* _ACTIVITY_: List every line in this data where the string "title" occurs.

* _DATA RECORDS_:
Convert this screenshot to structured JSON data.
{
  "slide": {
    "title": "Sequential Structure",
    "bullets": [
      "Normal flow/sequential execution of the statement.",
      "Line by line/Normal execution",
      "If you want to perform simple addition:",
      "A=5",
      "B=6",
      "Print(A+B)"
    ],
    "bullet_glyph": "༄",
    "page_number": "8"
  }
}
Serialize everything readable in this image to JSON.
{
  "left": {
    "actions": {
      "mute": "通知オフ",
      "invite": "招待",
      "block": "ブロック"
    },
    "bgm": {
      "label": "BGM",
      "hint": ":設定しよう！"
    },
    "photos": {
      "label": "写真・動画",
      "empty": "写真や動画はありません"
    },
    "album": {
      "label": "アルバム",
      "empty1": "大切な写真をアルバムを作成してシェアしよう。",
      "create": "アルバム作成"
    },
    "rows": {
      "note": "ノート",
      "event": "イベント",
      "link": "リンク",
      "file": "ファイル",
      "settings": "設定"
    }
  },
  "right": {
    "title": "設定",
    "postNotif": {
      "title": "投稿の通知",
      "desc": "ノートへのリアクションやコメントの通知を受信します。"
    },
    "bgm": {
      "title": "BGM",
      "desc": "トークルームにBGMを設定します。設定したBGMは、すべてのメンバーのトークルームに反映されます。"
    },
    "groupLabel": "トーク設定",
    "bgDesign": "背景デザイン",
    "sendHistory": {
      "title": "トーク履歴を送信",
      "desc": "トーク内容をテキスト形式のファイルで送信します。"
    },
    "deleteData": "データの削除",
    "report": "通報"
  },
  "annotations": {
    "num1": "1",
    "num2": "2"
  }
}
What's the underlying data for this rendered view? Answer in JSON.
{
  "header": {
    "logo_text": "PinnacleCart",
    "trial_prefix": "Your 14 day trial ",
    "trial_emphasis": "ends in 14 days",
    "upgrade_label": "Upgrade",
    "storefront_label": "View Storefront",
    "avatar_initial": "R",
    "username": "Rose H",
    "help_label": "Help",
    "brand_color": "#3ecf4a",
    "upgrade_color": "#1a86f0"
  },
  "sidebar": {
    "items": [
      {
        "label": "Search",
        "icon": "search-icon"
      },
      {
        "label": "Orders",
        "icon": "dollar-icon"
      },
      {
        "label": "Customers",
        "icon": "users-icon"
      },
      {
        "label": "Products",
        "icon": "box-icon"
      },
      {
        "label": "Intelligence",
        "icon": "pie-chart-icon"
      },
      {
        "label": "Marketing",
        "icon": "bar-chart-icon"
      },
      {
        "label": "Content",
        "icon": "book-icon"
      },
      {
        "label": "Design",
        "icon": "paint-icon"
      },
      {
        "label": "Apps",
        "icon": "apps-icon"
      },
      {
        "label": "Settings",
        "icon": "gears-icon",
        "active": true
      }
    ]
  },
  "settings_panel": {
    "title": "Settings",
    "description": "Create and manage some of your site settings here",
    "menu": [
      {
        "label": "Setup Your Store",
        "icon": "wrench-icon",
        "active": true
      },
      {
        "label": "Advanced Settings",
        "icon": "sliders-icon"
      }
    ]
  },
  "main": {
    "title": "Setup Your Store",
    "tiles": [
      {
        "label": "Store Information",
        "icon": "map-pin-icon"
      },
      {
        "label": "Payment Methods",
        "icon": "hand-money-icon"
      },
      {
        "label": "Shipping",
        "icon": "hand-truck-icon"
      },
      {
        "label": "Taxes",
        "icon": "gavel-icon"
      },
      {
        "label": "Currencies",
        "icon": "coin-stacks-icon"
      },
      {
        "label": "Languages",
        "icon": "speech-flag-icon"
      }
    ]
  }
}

* _WRITTEN SOLUTION_:
    "title": "Sequential Structure",
    "title": "設定",
      "title": "投稿の通知",
      "title": "BGM",
      "title": "トーク履歴を送信",
    "title": "Settings",
    "title": "Setup Your Store",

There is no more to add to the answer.